◆ **Task directions**: Scanning the entries below, copy every line that contains the word "JSON".

[Dataset rows for apps and sites]
****************************************

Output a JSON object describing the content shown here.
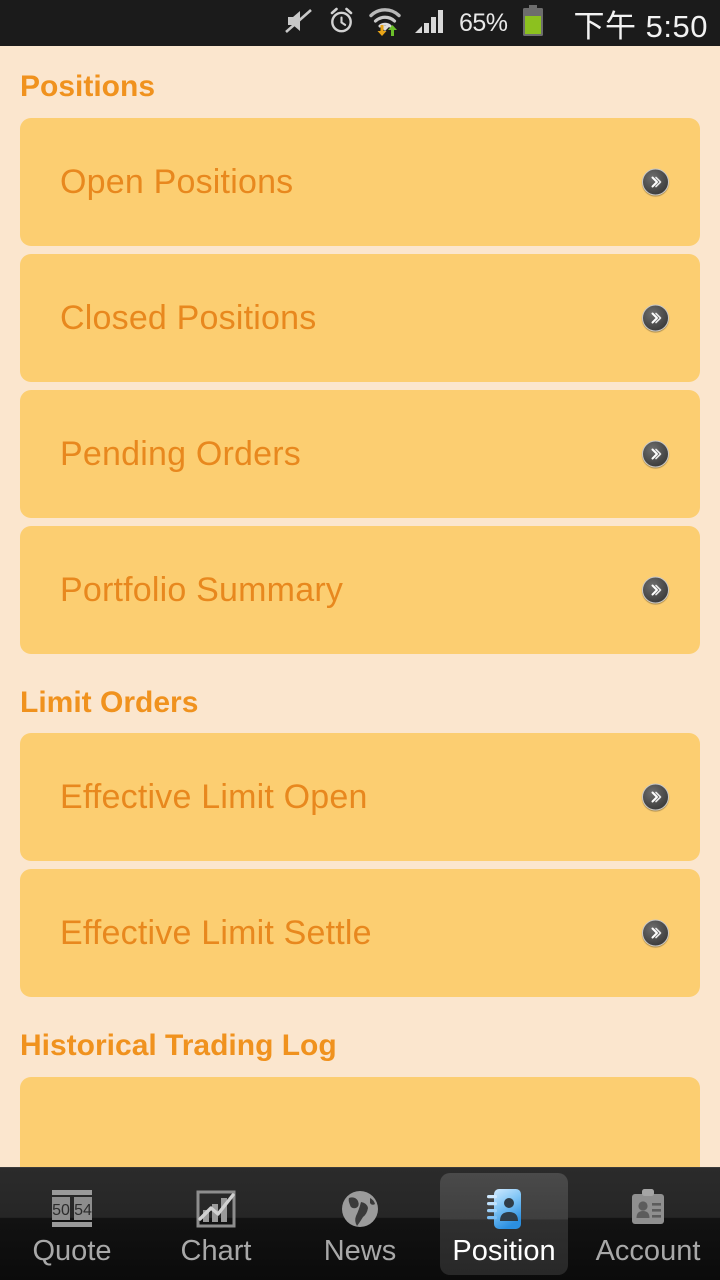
{
  "statusbar": {
    "icons": [
      "mute-icon",
      "alarm-icon",
      "wifi-data-icon",
      "signal-icon"
    ],
    "battery_percent": "65%",
    "battery_level": 65,
    "time": "下午 5:50"
  },
  "colors": {
    "page_background": "#FBE6CE",
    "card_background": "#FCCE71",
    "section_header_text": "#F0921E",
    "card_label_text": "#E8881E",
    "statusbar_background": "#1B1B1B",
    "tabbar_background": "#1A1A1A",
    "tab_selected_text": "#FFFFFF",
    "tab_text": "#A8A8A8",
    "battery_green": "#8CC11F",
    "data_up_arrow": "#6BBF2A",
    "data_down_arrow": "#E8A417"
  },
  "sections": [
    {
      "title": "Positions",
      "items": [
        {
          "label": "Open Positions",
          "name": "list-item-open-positions"
        },
        {
          "label": "Closed Positions",
          "name": "list-item-closed-positions"
        },
        {
          "label": "Pending Orders",
          "name": "list-item-pending-orders"
        },
        {
          "label": "Portfolio Summary",
          "name": "list-item-portfolio-summary"
        }
      ]
    },
    {
      "title": "Limit Orders",
      "items": [
        {
          "label": "Effective Limit Open",
          "name": "list-item-effective-limit-open"
        },
        {
          "label": "Effective Limit Settle",
          "name": "list-item-effective-limit-settle"
        }
      ]
    },
    {
      "title": "Historical Trading Log",
      "items": [
        {
          "label": "",
          "name": "list-item-historical-partial"
        }
      ]
    }
  ],
  "tabbar": {
    "tabs": [
      {
        "label": "Quote",
        "icon": "quote-board-icon",
        "selected": false
      },
      {
        "label": "Chart",
        "icon": "bar-chart-icon",
        "selected": false
      },
      {
        "label": "News",
        "icon": "globe-icon",
        "selected": false
      },
      {
        "label": "Position",
        "icon": "contact-book-icon",
        "selected": true
      },
      {
        "label": "Account",
        "icon": "id-badge-icon",
        "selected": false
      }
    ]
  },
  "quote_icon_numbers": {
    "left": "50",
    "right": "54"
  }
}
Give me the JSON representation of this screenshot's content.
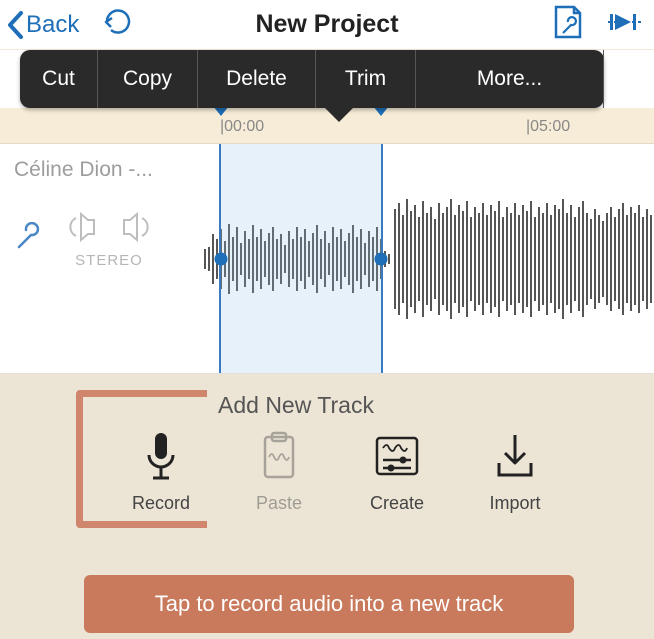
{
  "nav": {
    "back_label": "Back",
    "title": "New Project"
  },
  "toolbar": {
    "cut": "Cut",
    "copy": "Copy",
    "delete": "Delete",
    "trim": "Trim",
    "more": "More..."
  },
  "ruler": {
    "tick0": "|00:00",
    "tick5": "|05:00"
  },
  "track": {
    "name": "Céline Dion -...",
    "stereo_label": "STEREO"
  },
  "panel": {
    "title": "Add New Track",
    "record": "Record",
    "paste": "Paste",
    "create": "Create",
    "import": "Import"
  },
  "tip": "Tap to record audio into a new track"
}
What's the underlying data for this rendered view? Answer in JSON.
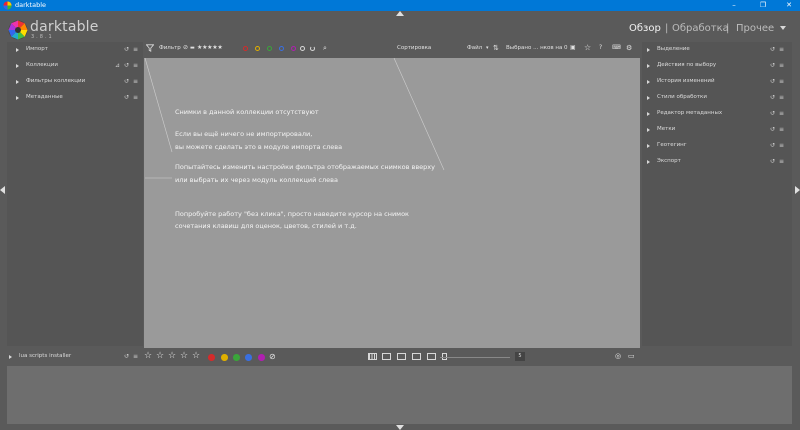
{
  "window": {
    "title": "darktable",
    "controls": [
      "–",
      "❐",
      "✕"
    ]
  },
  "logo": {
    "text": "darktable",
    "version": "3.8.1"
  },
  "views": {
    "items": [
      {
        "label": "Обзор",
        "active": true
      },
      {
        "label": "Обработка",
        "active": false
      },
      {
        "label": "Прочее",
        "active": false
      }
    ],
    "separator": "|"
  },
  "left_panel": {
    "modules": [
      {
        "label": "Импорт"
      },
      {
        "label": "Коллекции"
      },
      {
        "label": "Фильтры коллекции"
      },
      {
        "label": "Метаданные"
      }
    ],
    "bottom_module": {
      "label": "lua scripts installer"
    }
  },
  "right_panel": {
    "modules": [
      {
        "label": "Выделение"
      },
      {
        "label": "Действия по выбору"
      },
      {
        "label": "История изменений"
      },
      {
        "label": "Стили обработки"
      },
      {
        "label": "Редактор метаданных"
      },
      {
        "label": "Метки"
      },
      {
        "label": "Геотегинг"
      },
      {
        "label": "Экспорт"
      }
    ]
  },
  "top_toolbar": {
    "filter_label": "Фильтр",
    "rating_stars": "★★★★★",
    "sort_label": "Сортировка",
    "sort_value": "Файл",
    "selected_text": "Выбрано ... нков на 0"
  },
  "colors": {
    "label_colors": [
      "#d42b2b",
      "#e0b000",
      "#3aa53a",
      "#3a6fe0",
      "#b020b0"
    ]
  },
  "center_message": {
    "line1": "Снимки в данной коллекции отсутствуют",
    "line2": "Если вы ещё ничего не импортировали,",
    "line3": "вы можете сделать это в модуле импорта слева",
    "line4": "Попытайтесь изменить настройки фильтра отображаемых снимков вверху",
    "line5": "или выбрать их через модуль коллекций слева",
    "line6": "Попробуйте работу \"без клика\", просто наведите курсор на снимок",
    "line7": "сочетания клавиш для оценок, цветов, стилей и т.д."
  },
  "bottom_toolbar": {
    "stars": [
      "☆",
      "☆",
      "☆",
      "☆",
      "☆"
    ],
    "zoom_value": "5"
  }
}
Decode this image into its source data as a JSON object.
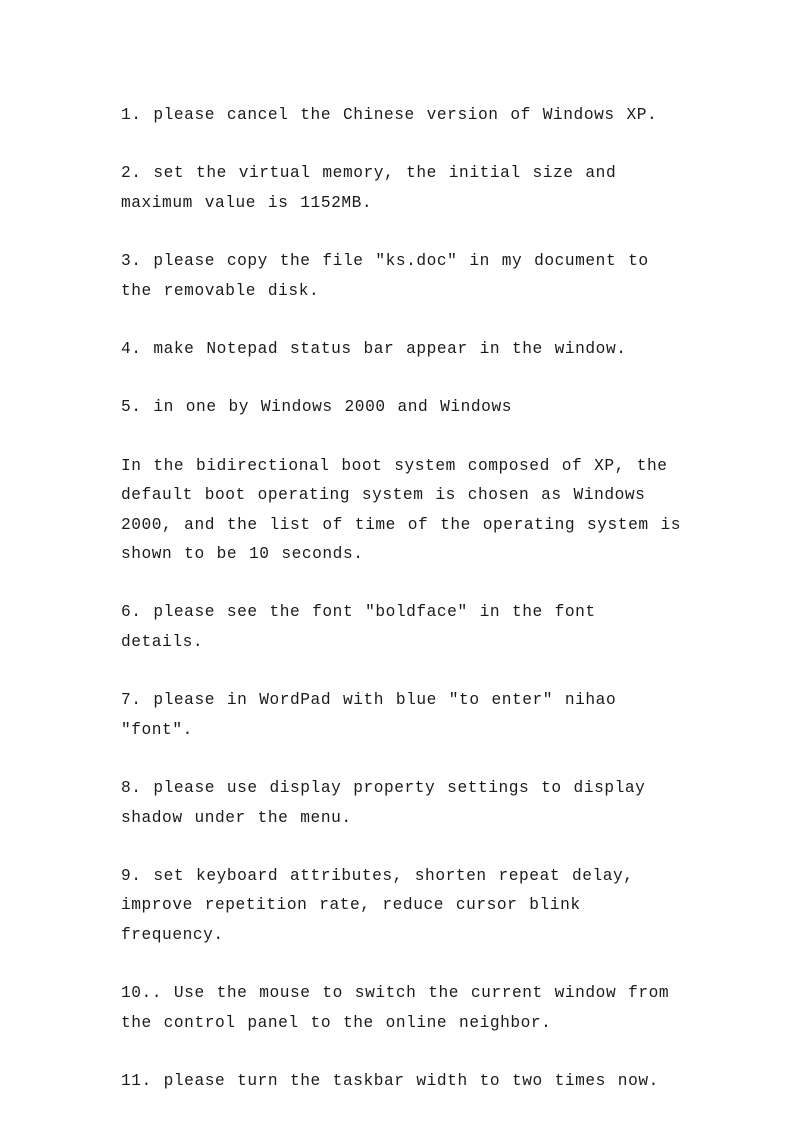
{
  "document": {
    "page_background": "#ffffff",
    "text_color": "#1b1b1b",
    "paragraphs": [
      {
        "id": "item-1",
        "text": "1. please cancel the Chinese version of Windows XP."
      },
      {
        "id": "item-2",
        "text": "2. set the virtual memory, the initial size and maximum value is 1152MB."
      },
      {
        "id": "item-3",
        "text": "3. please copy the file \"ks.doc\" in my document to the removable disk."
      },
      {
        "id": "item-4",
        "text": "4. make Notepad status bar appear in the window."
      },
      {
        "id": "item-5",
        "text": "5. in one by Windows 2000 and Windows"
      },
      {
        "id": "item-5-continuation",
        "text": "In the bidirectional boot system composed of XP, the default boot operating system is chosen as Windows 2000, and the list of time of the operating system is shown to be 10 seconds."
      },
      {
        "id": "item-6",
        "text": "6. please see the font \"boldface\" in the font details."
      },
      {
        "id": "item-7",
        "text": "7. please in WordPad with blue \"to enter\" nihao \"font\"."
      },
      {
        "id": "item-8",
        "text": "8. please use display property settings to display shadow under the menu."
      },
      {
        "id": "item-9",
        "text": "9. set keyboard attributes, shorten repeat delay, improve repetition rate, reduce cursor blink frequency."
      },
      {
        "id": "item-10",
        "text": "10.. Use the mouse to switch the current window from the control panel to the online neighbor."
      },
      {
        "id": "item-11",
        "text": "11. please turn the taskbar width to two times now."
      }
    ]
  }
}
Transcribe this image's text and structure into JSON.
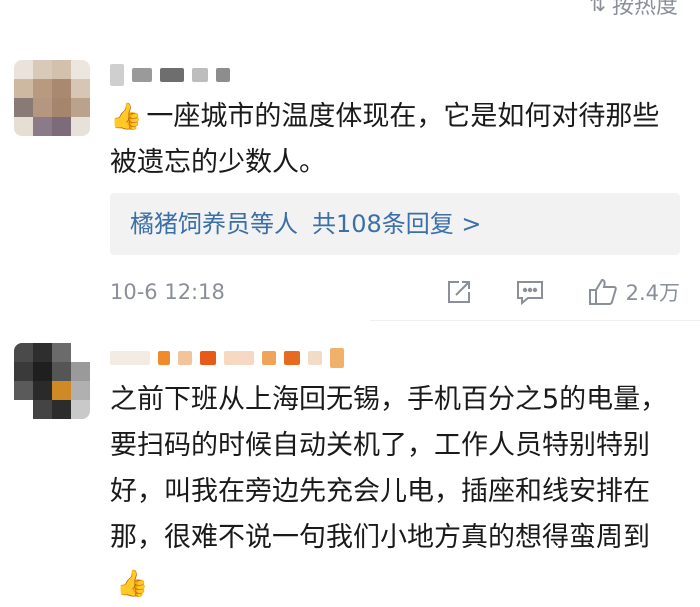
{
  "sort": {
    "label": "按热度",
    "icon": "sort-icon"
  },
  "comments": [
    {
      "text": "一座城市的温度体现在，它是如何对待那些被遗忘的少数人。",
      "emoji": "thumbs-up-emoji",
      "replies": {
        "users": "橘猪饲养员等人",
        "count": "共108条回复 >"
      },
      "time": "10-6 12:18",
      "likes": "2.4万"
    },
    {
      "text": "之前下班从上海回无锡，手机百分之5的电量，要扫码的时候自动关机了，工作人员特别特别好，叫我在旁边先充会儿电，插座和线安排在那，很难不说一句我们小地方真的想得蛮周到",
      "emoji": "thumbs-up-emoji"
    }
  ],
  "colors": {
    "link": "#3b6fa8",
    "meta": "#8a8f99",
    "reply_bg": "#f2f2f2"
  }
}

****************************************

◆ **Final answer**:
Output a JSON object describing the content shown here.
Give me the JSON representation of this screenshot's content.
What's the underlying data for this rendered view? Answer in JSON.
Decode this image into its source data as a JSON object.
Transcribe this image's text and structure into JSON.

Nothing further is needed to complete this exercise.